Prime Minister David Cameron delivered a shocking analysis of the bloodshed and told the House of Commons: 'On behalf of the Government, indeed on behalf of our country, I am deeply sorry.' Lord Saville's report said that out-of-control British paratroopers had embarked on an 'indefensible' shooting spree.
The Supreme Court judge also said that former IRA leader Martin McGuinness - now Northern Ireland Deputy Prime Minister - spent Bloody Sunday armed with a submachine gun, and may have fired it.
But Lord Saville, who has spent [pounds sterling]200million and more than 12 years drawing a conclusion to Britain's darkest day in the 30 years of the Ulster troubles, cleared McGuinness and the IRA of any blame for the Army's conduct.
His findings drew from Mr Cameron a sweeping apology for the killings of marchers on January 30, 1972. Mr Cameron told the Commons: 'What happened on Bloody Sunday. was both unjustified and unjustifiable.
It was wrong. On behalf of the Government, indeed on behalf of our country, I am deeply sorry.'
In its key judgements, Lord Saville's report said:. Soldiers of the 1st Battalion of the Parachute Regiment lost their discipline and self-control and fired without cause.
They acted in the 'indefensible belief' that IRA supporters deserved to be shot.
The battalion commander, Colonel Derek Wilford, disobeyed his orders and gave wrong commands to his soldiers.
Parachute Regiment soldiers have lied about their conduct for 38 years.
British soldiers fired the first shots on Bloody Sunday.
One victim was shot trying to crawl away from soldiers. Another was shot as he lay wounded on the ground. A father was shot as he tended his dying son.
However IRA men were in place to snipe at the Army and did fire shots early in the violence. One victim was an IRA member who was in possession of nail bombs.
There was no UK Government conspiracy to kill demonstrators in Ulster, and no other senior officer was at fault.

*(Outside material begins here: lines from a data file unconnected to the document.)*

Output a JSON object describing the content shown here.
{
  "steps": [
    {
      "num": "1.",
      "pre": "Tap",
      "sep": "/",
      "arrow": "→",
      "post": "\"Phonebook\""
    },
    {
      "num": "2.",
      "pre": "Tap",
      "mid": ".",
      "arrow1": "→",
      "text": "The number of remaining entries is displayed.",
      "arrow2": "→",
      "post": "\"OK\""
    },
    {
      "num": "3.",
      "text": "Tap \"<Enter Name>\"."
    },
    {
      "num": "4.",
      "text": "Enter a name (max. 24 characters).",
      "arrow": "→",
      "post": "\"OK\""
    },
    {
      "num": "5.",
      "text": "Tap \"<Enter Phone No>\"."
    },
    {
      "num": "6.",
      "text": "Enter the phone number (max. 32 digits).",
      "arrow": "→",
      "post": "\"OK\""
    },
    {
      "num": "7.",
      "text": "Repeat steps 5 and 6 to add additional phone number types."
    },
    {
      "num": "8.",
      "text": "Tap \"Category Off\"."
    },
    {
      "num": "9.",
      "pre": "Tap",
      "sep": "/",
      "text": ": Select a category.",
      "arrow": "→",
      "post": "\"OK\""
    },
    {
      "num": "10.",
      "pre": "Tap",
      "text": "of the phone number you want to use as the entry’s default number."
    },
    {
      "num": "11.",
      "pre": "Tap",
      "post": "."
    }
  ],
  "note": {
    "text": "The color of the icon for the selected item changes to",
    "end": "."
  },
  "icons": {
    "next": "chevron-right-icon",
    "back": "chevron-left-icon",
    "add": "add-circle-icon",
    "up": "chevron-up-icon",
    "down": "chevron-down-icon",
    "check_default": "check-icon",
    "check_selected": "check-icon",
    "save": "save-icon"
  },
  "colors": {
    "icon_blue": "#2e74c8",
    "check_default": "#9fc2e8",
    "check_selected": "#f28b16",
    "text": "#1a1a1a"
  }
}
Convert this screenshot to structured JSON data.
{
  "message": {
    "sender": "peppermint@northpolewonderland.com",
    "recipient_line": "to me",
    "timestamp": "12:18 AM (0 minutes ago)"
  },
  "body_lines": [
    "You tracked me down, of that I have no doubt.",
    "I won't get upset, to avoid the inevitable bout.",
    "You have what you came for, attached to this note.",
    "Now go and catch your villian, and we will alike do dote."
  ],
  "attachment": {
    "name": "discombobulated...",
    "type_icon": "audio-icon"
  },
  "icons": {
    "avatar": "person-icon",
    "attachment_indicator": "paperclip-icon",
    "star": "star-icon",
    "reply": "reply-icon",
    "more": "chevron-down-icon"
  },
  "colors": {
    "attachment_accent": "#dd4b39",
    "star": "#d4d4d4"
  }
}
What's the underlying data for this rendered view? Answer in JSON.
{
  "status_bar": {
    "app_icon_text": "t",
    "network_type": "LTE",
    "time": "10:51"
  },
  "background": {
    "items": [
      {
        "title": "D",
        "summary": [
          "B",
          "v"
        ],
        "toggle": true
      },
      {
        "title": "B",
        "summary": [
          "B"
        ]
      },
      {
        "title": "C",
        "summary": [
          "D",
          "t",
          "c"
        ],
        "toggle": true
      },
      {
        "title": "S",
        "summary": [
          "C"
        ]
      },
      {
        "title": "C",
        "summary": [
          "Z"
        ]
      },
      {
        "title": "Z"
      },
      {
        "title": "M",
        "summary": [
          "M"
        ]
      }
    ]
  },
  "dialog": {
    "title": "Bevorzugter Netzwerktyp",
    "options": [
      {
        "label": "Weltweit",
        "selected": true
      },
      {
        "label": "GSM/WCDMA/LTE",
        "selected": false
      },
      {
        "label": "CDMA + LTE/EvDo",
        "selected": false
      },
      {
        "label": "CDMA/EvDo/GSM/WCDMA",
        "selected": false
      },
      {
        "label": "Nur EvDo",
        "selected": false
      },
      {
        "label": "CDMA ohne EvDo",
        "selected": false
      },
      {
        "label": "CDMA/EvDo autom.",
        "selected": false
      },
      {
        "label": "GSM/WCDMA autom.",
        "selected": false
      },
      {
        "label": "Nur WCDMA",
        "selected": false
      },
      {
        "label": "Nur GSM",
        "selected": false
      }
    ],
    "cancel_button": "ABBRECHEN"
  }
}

Despite Martin McGuinness's armed presence, he did nothing that gave soldiers justification for shooting .
The condemnation of soldiers seemed unlikely last night to end in prosecutions. Lord Saville made no recommendations for the men to be pursued in law and Mr Cameron said it was not for politicians to decide. …